■ **Goal of the exercise**
Each record below must be retyped exactly, with nothing left out.

(Beginning of Records to use)

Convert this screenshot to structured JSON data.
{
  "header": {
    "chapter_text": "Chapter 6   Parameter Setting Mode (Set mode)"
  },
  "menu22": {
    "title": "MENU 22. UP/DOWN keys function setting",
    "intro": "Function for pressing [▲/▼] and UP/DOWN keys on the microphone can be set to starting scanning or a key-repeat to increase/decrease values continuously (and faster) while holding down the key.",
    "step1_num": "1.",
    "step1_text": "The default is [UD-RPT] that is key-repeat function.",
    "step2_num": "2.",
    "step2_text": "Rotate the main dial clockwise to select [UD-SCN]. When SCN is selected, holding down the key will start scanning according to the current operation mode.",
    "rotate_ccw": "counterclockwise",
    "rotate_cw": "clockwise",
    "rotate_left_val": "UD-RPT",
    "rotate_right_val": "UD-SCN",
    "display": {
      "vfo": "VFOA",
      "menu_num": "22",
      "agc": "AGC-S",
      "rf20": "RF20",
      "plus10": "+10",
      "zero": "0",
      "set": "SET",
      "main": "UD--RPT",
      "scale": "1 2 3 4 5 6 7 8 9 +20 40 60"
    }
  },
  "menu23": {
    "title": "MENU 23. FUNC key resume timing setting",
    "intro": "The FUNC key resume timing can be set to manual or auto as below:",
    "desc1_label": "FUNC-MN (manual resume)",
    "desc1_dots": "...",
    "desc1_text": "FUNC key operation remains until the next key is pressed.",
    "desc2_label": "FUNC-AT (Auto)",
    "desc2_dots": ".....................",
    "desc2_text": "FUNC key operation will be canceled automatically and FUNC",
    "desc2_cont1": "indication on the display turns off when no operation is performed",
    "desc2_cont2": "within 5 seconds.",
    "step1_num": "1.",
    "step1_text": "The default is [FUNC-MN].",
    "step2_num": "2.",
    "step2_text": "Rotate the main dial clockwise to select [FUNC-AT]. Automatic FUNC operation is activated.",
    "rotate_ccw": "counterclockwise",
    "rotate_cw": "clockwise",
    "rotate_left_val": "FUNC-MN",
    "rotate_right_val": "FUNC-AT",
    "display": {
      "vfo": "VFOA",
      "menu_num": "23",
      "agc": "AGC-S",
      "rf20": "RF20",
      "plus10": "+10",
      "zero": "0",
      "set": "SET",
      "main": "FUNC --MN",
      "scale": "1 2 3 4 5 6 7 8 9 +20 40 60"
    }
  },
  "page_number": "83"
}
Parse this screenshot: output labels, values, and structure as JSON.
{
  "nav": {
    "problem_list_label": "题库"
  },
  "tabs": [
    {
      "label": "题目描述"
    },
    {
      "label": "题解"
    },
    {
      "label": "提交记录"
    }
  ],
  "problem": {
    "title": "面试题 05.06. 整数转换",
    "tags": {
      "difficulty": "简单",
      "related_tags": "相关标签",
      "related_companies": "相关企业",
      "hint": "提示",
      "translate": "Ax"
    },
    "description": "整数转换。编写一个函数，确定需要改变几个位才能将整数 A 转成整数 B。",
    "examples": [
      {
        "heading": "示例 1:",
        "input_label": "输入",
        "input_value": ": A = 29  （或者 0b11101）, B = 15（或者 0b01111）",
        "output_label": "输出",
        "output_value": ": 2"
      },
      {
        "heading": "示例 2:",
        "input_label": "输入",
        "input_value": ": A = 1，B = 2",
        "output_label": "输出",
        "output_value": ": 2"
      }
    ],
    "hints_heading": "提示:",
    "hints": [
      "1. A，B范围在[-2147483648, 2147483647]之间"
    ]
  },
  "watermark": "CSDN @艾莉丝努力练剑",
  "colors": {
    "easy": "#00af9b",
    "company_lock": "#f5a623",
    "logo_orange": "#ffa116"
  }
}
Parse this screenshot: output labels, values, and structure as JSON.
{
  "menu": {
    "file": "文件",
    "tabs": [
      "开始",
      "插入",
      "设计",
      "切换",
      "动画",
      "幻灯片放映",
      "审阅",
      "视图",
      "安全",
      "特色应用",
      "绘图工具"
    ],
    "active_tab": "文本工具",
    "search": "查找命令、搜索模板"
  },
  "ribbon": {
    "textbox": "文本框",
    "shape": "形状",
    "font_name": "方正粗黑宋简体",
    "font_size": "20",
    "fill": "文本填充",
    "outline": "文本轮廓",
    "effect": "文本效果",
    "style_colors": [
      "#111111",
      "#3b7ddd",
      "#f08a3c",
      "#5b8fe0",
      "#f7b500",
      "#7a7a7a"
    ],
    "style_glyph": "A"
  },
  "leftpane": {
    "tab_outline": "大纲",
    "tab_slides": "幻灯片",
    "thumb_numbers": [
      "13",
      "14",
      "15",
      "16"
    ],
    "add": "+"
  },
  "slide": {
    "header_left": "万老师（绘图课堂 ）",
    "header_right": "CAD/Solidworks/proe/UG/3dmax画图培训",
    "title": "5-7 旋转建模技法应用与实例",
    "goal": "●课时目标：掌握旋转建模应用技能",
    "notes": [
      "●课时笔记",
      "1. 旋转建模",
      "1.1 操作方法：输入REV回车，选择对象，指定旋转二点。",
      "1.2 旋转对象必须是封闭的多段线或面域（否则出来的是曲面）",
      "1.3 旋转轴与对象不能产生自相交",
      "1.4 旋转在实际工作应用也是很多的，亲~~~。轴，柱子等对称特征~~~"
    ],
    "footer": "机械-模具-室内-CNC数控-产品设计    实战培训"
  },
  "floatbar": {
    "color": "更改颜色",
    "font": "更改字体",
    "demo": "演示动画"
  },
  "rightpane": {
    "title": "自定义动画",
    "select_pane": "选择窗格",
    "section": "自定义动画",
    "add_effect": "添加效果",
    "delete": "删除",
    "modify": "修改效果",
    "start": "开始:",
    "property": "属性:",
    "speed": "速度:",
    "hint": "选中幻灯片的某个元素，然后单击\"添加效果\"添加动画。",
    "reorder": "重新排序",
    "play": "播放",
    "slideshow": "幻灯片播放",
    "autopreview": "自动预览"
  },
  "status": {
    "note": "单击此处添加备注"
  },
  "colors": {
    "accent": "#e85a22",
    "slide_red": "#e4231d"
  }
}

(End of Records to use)

■ **Response**
Convert this screenshot to structured JSON data.
{
  "header": {
    "chapter_text": "Chapter 6   Parameter Setting Mode (Set mode)"
  },
  "menu22": {
    "title": "MENU 22. UP/DOWN keys function setting",
    "intro": "Function for pressing [▲/▼] and UP/DOWN keys on the microphone can be set to starting scanning or a key-repeat to increase/decrease values continuously (and faster) while holding down the key.",
    "step1_num": "1.",
    "step1_text": "The default is [UD-RPT] that is key-repeat function.",
    "step2_num": "2.",
    "step2_text": "Rotate the main dial clockwise to select [UD-SCN]. When SCN is selected, holding down the key will start scanning according to the current operation mode.",
    "rotate_ccw": "counterclockwise",
    "rotate_cw": "clockwise",
    "rotate_left_val": "UD-RPT",
    "rotate_right_val": "UD-SCN",
    "display": {
      "vfo": "VFOA",
      "menu_num": "22",
      "agc": "AGC-S",
      "rf20": "RF20",
      "plus10": "+10",
      "zero": "0",
      "set": "SET",
      "main": "UD--RPT",
      "scale": "1 2 3 4 5 6 7 8 9 +20 40 60"
    }
  },
  "menu23": {
    "title": "MENU 23. FUNC key resume timing setting",
    "intro": "The FUNC key resume timing can be set to manual or auto as below:",
    "desc1_label": "FUNC-MN (manual resume)",
    "desc1_dots": "...",
    "desc1_text": "FUNC key operation remains until the next key is pressed.",
    "desc2_label": "FUNC-AT (Auto)",
    "desc2_dots": ".....................",
    "desc2_text": "FUNC key operation will be canceled automatically and FUNC",
    "desc2_cont1": "indication on the display turns off when no operation is performed",
    "desc2_cont2": "within 5 seconds.",
    "step1_num": "1.",
    "step1_text": "The default is [FUNC-MN].",
    "step2_num": "2.",
    "step2_text": "Rotate the main dial clockwise to select [FUNC-AT]. Automatic FUNC operation is activated.",
    "rotate_ccw": "counterclockwise",
    "rotate_cw": "clockwise",
    "rotate_left_val": "FUNC-MN",
    "rotate_right_val": "FUNC-AT",
    "display": {
      "vfo": "VFOA",
      "menu_num": "23",
      "agc": "AGC-S",
      "rf20": "RF20",
      "plus10": "+10",
      "zero": "0",
      "set": "SET",
      "main": "FUNC --MN",
      "scale": "1 2 3 4 5 6 7 8 9 +20 40 60"
    }
  },
  "page_number": "83"
}
Parse this screenshot: output labels, values, and structure as JSON.
{
  "nav": {
    "problem_list_label": "题库"
  },
  "tabs": [
    {
      "label": "题目描述"
    },
    {
      "label": "题解"
    },
    {
      "label": "提交记录"
    }
  ],
  "problem": {
    "title": "面试题 05.06. 整数转换",
    "tags": {
      "difficulty": "简单",
      "related_tags": "相关标签",
      "related_companies": "相关企业",
      "hint": "提示",
      "translate": "Ax"
    },
    "description": "整数转换。编写一个函数，确定需要改变几个位才能将整数 A 转成整数 B。",
    "examples": [
      {
        "heading": "示例 1:",
        "input_label": "输入",
        "input_value": ": A = 29  （或者 0b11101）, B = 15（或者 0b01111）",
        "output_label": "输出",
        "output_value": ": 2"
      },
      {
        "heading": "示例 2:",
        "input_label": "输入",
        "input_value": ": A = 1，B = 2",
        "output_label": "输出",
        "output_value": ": 2"
      }
    ],
    "hints_heading": "提示:",
    "hints": [
      "1. A，B范围在[-2147483648, 2147483647]之间"
    ]
  },
  "watermark": "CSDN @艾莉丝努力练剑",
  "colors": {
    "easy": "#00af9b",
    "company_lock": "#f5a623",
    "logo_orange": "#ffa116"
  }
}
Parse this screenshot: output labels, values, and structure as JSON.
{
  "menu": {
    "file": "文件",
    "tabs": [
      "开始",
      "插入",
      "设计",
      "切换",
      "动画",
      "幻灯片放映",
      "审阅",
      "视图",
      "安全",
      "特色应用",
      "绘图工具"
    ],
    "active_tab": "文本工具",
    "search": "查找命令、搜索模板"
  },
  "ribbon": {
    "textbox": "文本框",
    "shape": "形状",
    "font_name": "方正粗黑宋简体",
    "font_size": "20",
    "fill": "文本填充",
    "outline": "文本轮廓",
    "effect": "文本效果",
    "style_colors": [
      "#111111",
      "#3b7ddd",
      "#f08a3c",
      "#5b8fe0",
      "#f7b500",
      "#7a7a7a"
    ],
    "style_glyph": "A"
  },
  "leftpane": {
    "tab_outline": "大纲",
    "tab_slides": "幻灯片",
    "thumb_numbers": [
      "13",
      "14",
      "15",
      "16"
    ],
    "add": "+"
  },
  "slide": {
    "header_left": "万老师（绘图课堂 ）",
    "header_right": "CAD/Solidworks/proe/UG/3dmax画图培训",
    "title": "5-7 旋转建模技法应用与实例",
    "goal": "●课时目标：掌握旋转建模应用技能",
    "notes": [
      "●课时笔记",
      "1. 旋转建模",
      "1.1 操作方法：输入REV回车，选择对象，指定旋转二点。",
      "1.2 旋转对象必须是封闭的多段线或面域（否则出来的是曲面）",
      "1.3 旋转轴与对象不能产生自相交",
      "1.4 旋转在实际工作应用也是很多的，亲~~~。轴，柱子等对称特征~~~"
    ],
    "footer": "机械-模具-室内-CNC数控-产品设计    实战培训"
  },
  "floatbar": {
    "color": "更改颜色",
    "font": "更改字体",
    "demo": "演示动画"
  },
  "rightpane": {
    "title": "自定义动画",
    "select_pane": "选择窗格",
    "section": "自定义动画",
    "add_effect": "添加效果",
    "delete": "删除",
    "modify": "修改效果",
    "start": "开始:",
    "property": "属性:",
    "speed": "速度:",
    "hint": "选中幻灯片的某个元素，然后单击\"添加效果\"添加动画。",
    "reorder": "重新排序",
    "play": "播放",
    "slideshow": "幻灯片播放",
    "autopreview": "自动预览"
  },
  "status": {
    "note": "单击此处添加备注"
  },
  "colors": {
    "accent": "#e85a22",
    "slide_red": "#e4231d"
  }
}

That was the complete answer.